Among her concerns is community representation on the various commissions, committees and boards that advice the City on a variety of issues; the great need for far more support for drug prevention and rehabilitation programs; increased Federal and State support for social services; a more active and representative Mayor’s Committee on Minority Affairs (which during the Fallon statue controversy came under severe criticism.)

Regarding the Fallon statue, Alvarado says that the final decision regarding the unveiling of the Fallon statue will be made when the Fallon storage costs are known and when other accompanying commemorative art is recommended by HAAC, and agreement has been reached by the Council for the location of these art pieces in the City and needed funding is made for these additional works of art.

The City Council’s Finance Committee, of which Alvarado is a member, oversees the City’s near $1 billion budget from a policy standpoint and, as a consequence, is a very important committee. Many promises can be made regarding programs or services but, if there is no money allocated for their implementation, those promises are hollow.

The Mayor has asked that each council member keep track of all citizens who are interested in being involved in Project Diversity, the Mayor’s program to ensure greater community representation on the City’s many commissions, committees and boards.

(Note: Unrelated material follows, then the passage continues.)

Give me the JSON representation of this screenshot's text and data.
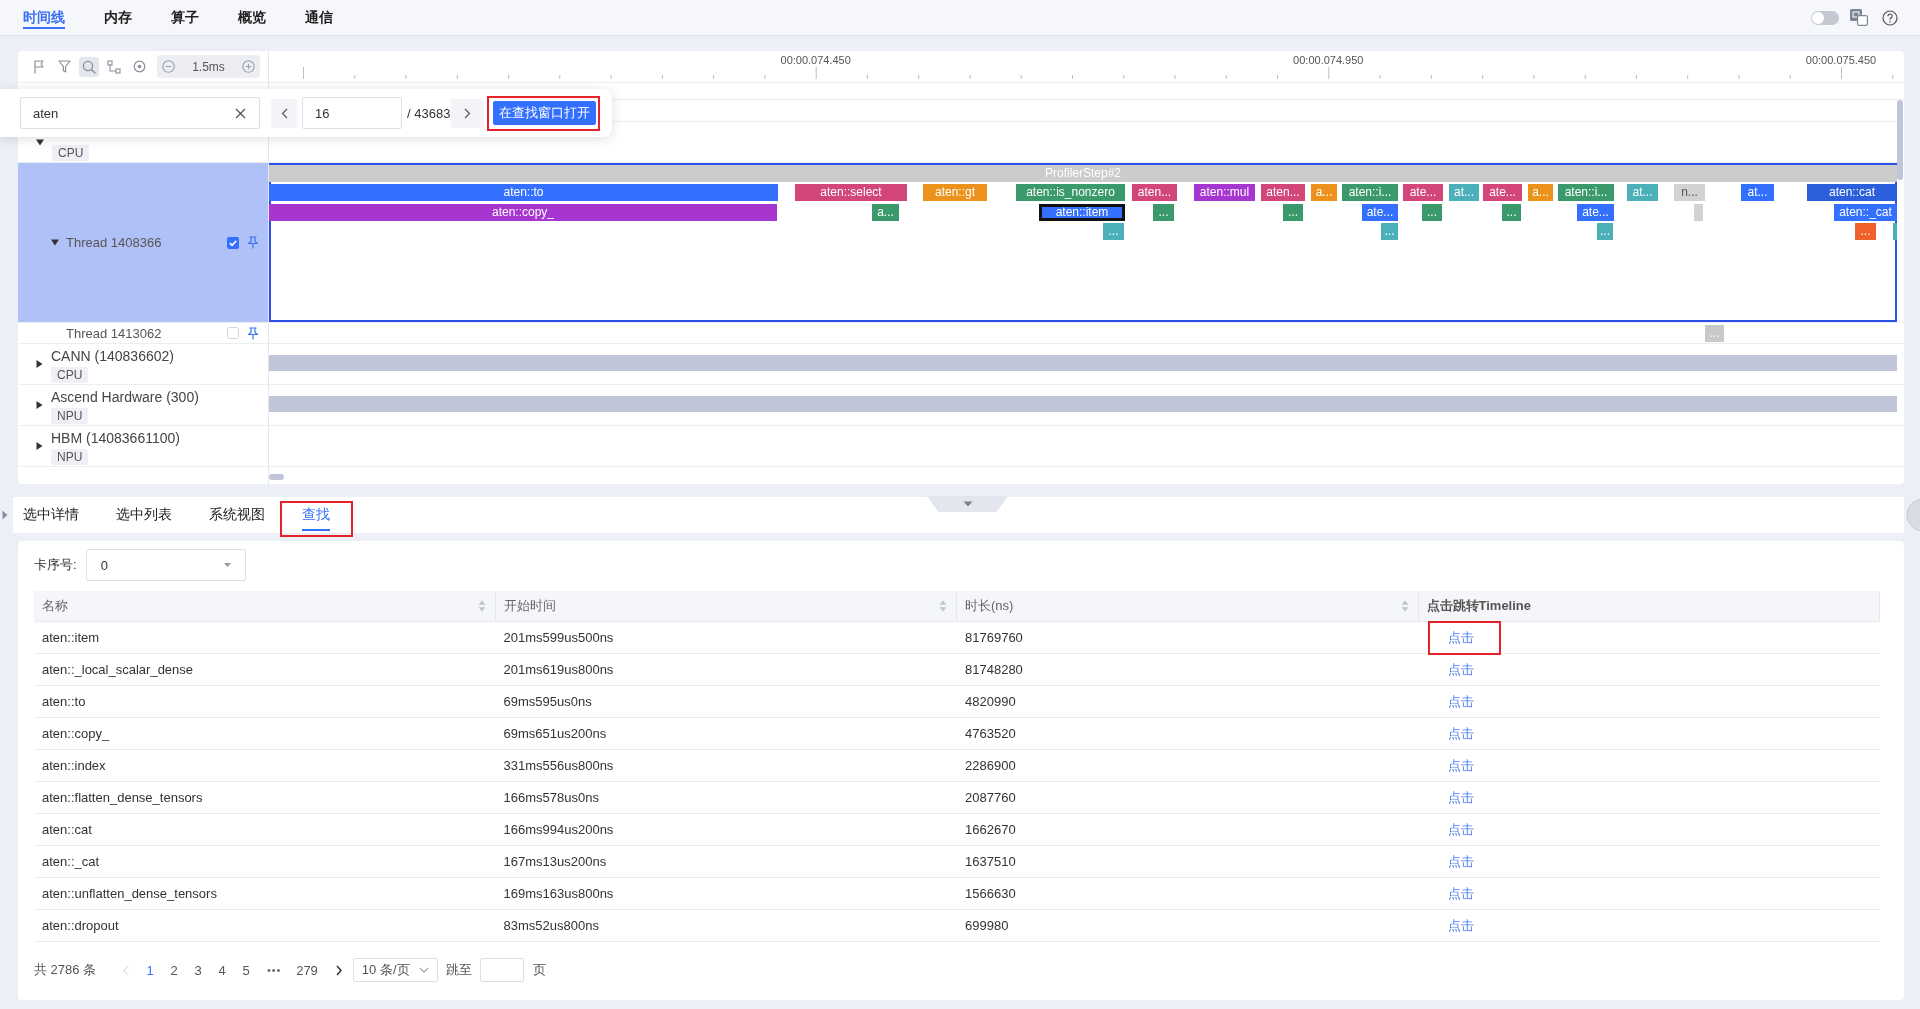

A number of Council persons, in addition to the Mayor, have indicated an interest in having more – many more, citizens involved in the decision-making process in San Jose’s City Hall. San Jose is a very large city and has the resources to do many things and City governmental decisions impact each and everyone living in or near San Jose. If you are interested in learning more or becoming more directly involved, call your City Council representative or Councilperson Blanca Alvarado at 277-5157.